Tick tactics: avoiding the bite

By Senior Airman Tanya McKenzie 628th Aerospace Medical Squadron

One of summer’s most frequent nuisances is the reappearance of insects and arachnids. No matter where you are, they always seem to find their way on or around us. Ticks, arachnids that have been around for thousands of years, are no different. Identifying the different kinds, avoiding their bite, or knowing what to do if one does bite you is valuable information this time of year.


There are various species of ticks. The most common species in the South Carolina region are Blacklegged Tick (aka Deer Tick), Lone-Star Tick (aka Seed Tick), American Dog Tick (aka Wood Tick), and Brown Dog Tick.


The Blacklegged Tick is extremely small and is most known for spreading Lyme disease. Some of the symptoms of Lyme disease include fever, headache, fatigue and a skin rash. Applying repellant, removing ticks promptly and applying pesticides are some ways to prevent Lyme disease.

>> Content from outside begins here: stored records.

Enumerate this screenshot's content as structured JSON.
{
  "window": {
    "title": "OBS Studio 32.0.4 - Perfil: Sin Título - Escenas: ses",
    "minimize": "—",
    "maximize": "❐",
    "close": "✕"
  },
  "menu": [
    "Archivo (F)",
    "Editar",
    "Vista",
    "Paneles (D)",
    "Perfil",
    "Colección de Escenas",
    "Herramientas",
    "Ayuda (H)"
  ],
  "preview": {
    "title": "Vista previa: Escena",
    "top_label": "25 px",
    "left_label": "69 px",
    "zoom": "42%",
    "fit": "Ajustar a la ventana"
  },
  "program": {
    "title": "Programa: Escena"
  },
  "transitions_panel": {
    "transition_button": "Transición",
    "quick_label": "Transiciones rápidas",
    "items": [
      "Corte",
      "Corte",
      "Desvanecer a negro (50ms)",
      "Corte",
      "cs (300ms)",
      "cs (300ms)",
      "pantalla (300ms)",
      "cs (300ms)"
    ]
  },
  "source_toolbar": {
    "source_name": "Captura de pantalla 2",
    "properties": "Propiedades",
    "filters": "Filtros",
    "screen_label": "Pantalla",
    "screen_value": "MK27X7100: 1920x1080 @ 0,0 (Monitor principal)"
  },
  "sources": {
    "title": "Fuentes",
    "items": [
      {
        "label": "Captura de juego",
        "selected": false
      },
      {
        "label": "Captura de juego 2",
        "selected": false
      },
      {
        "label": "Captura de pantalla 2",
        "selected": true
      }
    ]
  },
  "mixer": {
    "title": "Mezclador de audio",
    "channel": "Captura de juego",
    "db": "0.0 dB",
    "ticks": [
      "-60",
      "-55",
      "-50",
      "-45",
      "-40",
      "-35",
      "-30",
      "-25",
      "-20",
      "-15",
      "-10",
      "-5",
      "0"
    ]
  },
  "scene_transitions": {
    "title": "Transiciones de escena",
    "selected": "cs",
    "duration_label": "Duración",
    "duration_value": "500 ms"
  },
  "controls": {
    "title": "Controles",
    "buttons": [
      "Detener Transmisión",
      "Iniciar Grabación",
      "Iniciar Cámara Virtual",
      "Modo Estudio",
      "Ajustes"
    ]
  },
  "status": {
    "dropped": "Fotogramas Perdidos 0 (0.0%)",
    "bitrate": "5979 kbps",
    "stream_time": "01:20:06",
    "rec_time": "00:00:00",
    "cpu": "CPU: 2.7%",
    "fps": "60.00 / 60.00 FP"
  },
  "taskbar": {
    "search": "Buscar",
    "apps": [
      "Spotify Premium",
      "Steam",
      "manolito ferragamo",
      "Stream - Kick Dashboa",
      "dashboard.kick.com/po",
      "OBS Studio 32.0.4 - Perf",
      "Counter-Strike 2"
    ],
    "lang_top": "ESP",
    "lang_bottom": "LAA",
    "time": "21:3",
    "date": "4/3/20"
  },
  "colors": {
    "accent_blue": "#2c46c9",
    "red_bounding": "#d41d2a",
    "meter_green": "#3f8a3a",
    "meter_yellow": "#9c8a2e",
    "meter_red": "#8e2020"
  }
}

The Lone-Star Tick is easier to recognize. The adult female tick sports a white dot on its back, prompting its “Lone-Star” name. Tularemia is one of the most common diseases associated with this tick. Its symptoms include a skin ulcer at the site of the bite, swollen lymph nodes, headaches, fever, chills and fatigue.


The American Dog Tick, typically brown to reddish-brown in color with grayish markings on the upper body, causes Colorado Tick Fever, another malaise with signs and symptoms such as fever, chills, headache, body aches and fatigue. Rocky Mountain Spotted Fever is another disease linked to the American Dog Tick, with symptoms including nausea, lack of appetite, fever and muscle pain.

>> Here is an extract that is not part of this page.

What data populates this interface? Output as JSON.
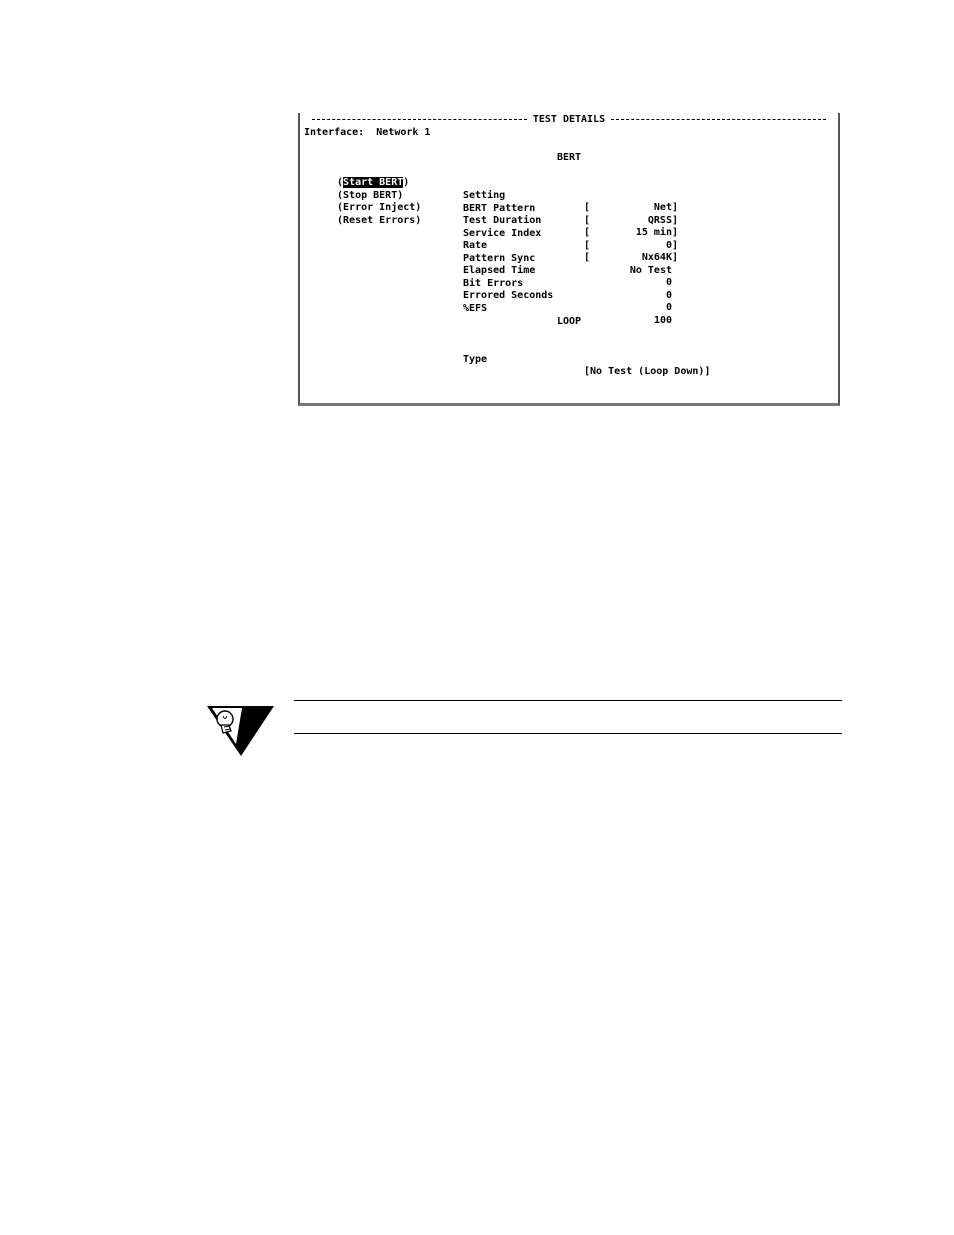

Last, but not least, is the Brown Dog Tick. Although this uniformly dark reddish-brown tick is mostly a threat to pets, humans can also be affected through the spread of Rocky Mountain Spotted Fever.

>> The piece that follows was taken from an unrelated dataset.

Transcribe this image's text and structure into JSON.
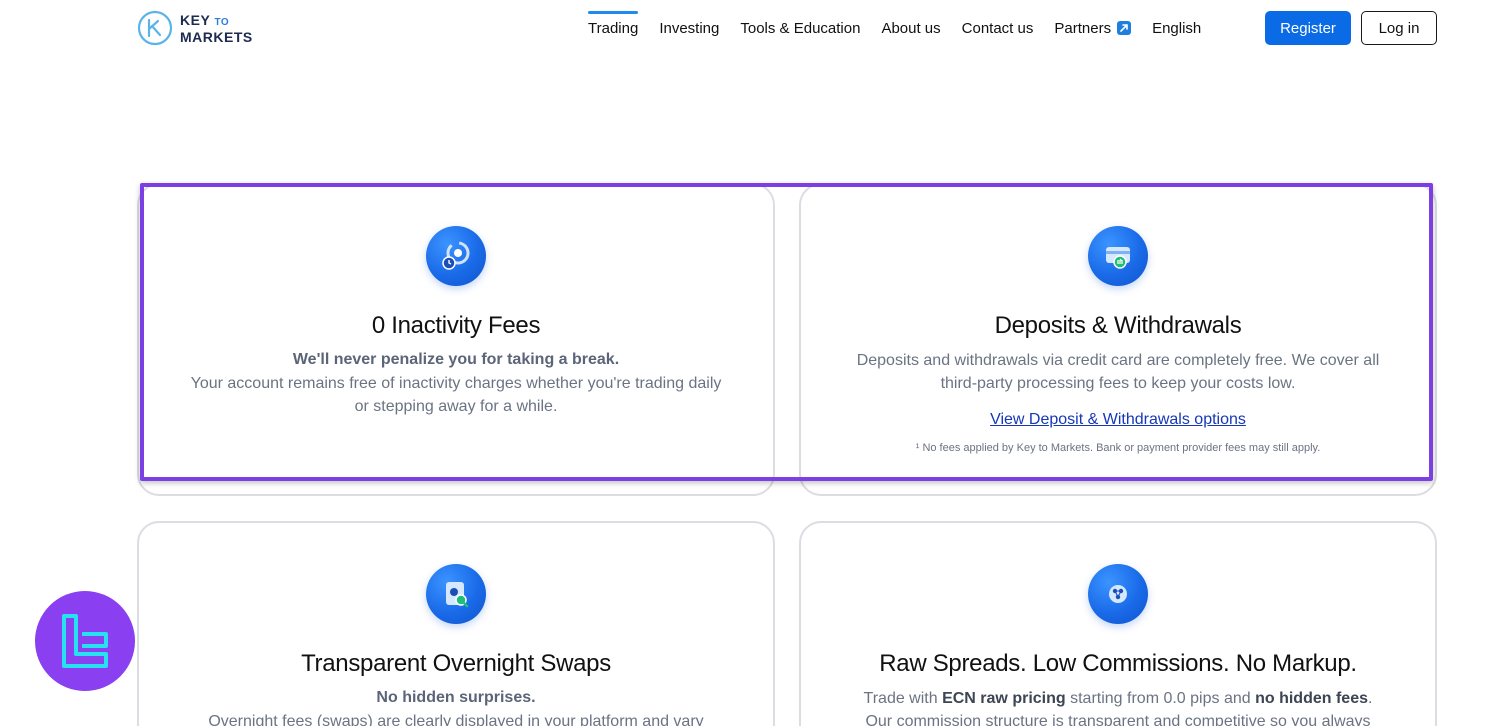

This summer, be sure to take the necessary precautions to prevent tick bites while outdoors. Repellent is always a good idea, as is checking your clothing for ticks, particularly if you have been in a wooded area or in tall grass. A shower within two hours of outdoor activity that puts you at risk -- such as hiking, camping, gardening, clearing brush -- can help wash off or identify ticks.


If you are bitten by a tick, prompt removal is the best defense against the diseases described.  The longer the tick is in place, the higher the chance of transmission if the tick is carrying a disease. Below are the steps for proper removal of a tick:


  1. Use fine-tipped tweezers to grasp the tick as close to the skin’s surface as possible.
  2. Pull upward with steady, even pressure. Don’t twist or jerk the tick as this can cause the mouth-parts to break off and remain in the skin. If this happens, remove the mouth-parts with tweezers. If you are unable to remove the mouth easily with clean tweezers, leave it alone and let the skin heal.
  3. After removing the tick, thoroughly clean the bite area and your hands with rubbing alcohol or soap and water.
  4. Never crush a tick with your fingers. Dispose of a live tick by putting it in alcohol, placing it in a sealed bag/container, wrapping it tightly in tape, or flushing it down the toilet.

If you are ever bitten by a tick and start developing any of the above signs and symptoms, please see your PCM as soon as possible or go to the Emergency Room. If you have any questions or concerns, contact the 628th MDG Public Health Flight at (843) 963-6958 or (843) 963-6962 on the Air Base or the Preventive Medicine Department on the Naval Weapons Station at (843) 794-6571.